[7]  Feinberg v. Pfeiffer (Employment Promises): D Employer promised retirement package to p employee, who doesn’t receive retirement
R: Promise inducing action or forbearance is binding if injustice can be avoided only by enforcement
[8]  Hayes v. Plantations Steel (Employment Promises): p announces intent to retire, then company given pension plan. D corp buys company and refuses.
R: Promise must induce reasonable reliance by p in order for promissory estoppel to apply. Promise was found not to induce reliance because p had planned on retiring before the promise was made
Chapter 3: The Bargain Context
[1]   Subjective and Objective Tests of Mutual Assent
a     Restatement Second §17 – before contractual obligations can be created, both parties to a contract must agree to the terms.  – manifestation of mutual assent.
b     Two tests for determining mutual assent – difficult to determine
i       The subjective test or “actual intent”
o   Requires that there be, in fact, a meeting of the minds between parties to a contract before a contract is legally binding.
ii     The objective test – Fairness
o   Relies on

terms thereof made by the offeree in a manner invited or required by the offer.”
b     Methods of Acceptance
i       Ever-Tite Roofing. v. Green: D hired p to do re-roofing, p sent trucks to begin work, but D forbade them from doing work.
o   R: Withdrawal: An offer may be withdrawn before its acceptance and that no obligation is incurred thereby.
o   R: The contract was accepted by p by commencement of performance of the work contracted to be done.
ii    Ciaramella v. Reader’s Digest: K that says “not binding until signed” is enforceable even though against default.

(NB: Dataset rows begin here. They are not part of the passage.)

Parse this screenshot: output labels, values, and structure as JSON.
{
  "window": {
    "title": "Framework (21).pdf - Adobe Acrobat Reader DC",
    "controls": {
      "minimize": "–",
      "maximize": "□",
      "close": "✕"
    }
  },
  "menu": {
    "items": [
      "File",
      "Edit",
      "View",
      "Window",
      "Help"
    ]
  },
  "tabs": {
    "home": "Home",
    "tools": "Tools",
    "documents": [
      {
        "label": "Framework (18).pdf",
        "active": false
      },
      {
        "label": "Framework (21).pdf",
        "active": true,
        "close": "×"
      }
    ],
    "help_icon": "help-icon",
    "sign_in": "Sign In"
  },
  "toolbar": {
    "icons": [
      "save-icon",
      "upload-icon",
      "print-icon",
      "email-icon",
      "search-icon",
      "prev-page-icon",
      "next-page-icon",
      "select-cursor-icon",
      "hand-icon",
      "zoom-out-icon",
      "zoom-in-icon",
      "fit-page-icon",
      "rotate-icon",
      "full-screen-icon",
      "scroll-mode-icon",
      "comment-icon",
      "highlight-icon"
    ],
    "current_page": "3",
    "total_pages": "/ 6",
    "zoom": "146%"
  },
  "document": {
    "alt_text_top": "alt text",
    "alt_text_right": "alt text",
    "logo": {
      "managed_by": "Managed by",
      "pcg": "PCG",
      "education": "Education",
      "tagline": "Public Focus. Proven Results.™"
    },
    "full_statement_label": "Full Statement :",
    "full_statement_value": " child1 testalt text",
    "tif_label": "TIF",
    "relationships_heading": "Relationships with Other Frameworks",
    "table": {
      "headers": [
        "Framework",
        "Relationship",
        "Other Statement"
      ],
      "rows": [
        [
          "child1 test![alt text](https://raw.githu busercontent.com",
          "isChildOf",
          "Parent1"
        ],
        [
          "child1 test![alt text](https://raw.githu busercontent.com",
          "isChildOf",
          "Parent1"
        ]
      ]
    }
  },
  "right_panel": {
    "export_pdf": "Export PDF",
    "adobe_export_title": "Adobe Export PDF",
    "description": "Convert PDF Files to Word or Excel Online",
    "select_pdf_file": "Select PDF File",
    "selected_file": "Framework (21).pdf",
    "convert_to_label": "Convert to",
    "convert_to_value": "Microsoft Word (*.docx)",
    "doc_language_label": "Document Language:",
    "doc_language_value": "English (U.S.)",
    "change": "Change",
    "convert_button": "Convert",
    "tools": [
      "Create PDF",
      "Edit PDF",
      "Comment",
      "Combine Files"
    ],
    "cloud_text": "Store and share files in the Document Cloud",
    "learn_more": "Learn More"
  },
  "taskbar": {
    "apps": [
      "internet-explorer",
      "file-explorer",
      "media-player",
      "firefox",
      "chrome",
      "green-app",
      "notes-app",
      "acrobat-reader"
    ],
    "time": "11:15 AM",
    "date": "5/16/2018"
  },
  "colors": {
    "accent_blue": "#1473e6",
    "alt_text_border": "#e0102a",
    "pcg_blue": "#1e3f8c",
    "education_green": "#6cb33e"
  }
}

o   R: If the parties intend not to be bound until the agreement is set forth in writing and signed, they will not be bound until then, partial performance, whether all of the terms of the agreement have been agreed upon, whether the agreement at issue is that type of K that is usually committed to writing.
c     The Mailbox Rule – Restatement Second §63: Acceptance of an offer by mail takes effect as soon as the acceptance is mailed, even if never reaches the offeror.
4     Revocation of Offers: Once an offer is made, it remains open a reasonable time so the offeree can respond. The offeror may revoke his offer without incurring liability, provided the offeree has not already manifest acceptance.
a     Mailbox: Revocation of an offer does not become effective until the offeree actually receives the letter communicating withdrawal.
b     Irrevocable Offers: It is possible to create offers that cannot be revoked for a specific period of time. Ex. Option contracts and certain firm offers and construction bids can be irrevocable.
i       Option Contract: one party pays another to make an offer by the latter irrevocable. Paying to keep an offer open.
ii     Where the sale of goods is involved a merchant’s “firm offer” is treated as the equivalent of an option contract IF the offer is in a signed writing in which the merchant gives assurances that the offer will be held open.
iii   Pavel v. A.S: D subcontractor sent bid to p. p was still soliciting other bids. D tries to rescind offer because of mistake. Was no reliance on D because p was still soliciting other offers.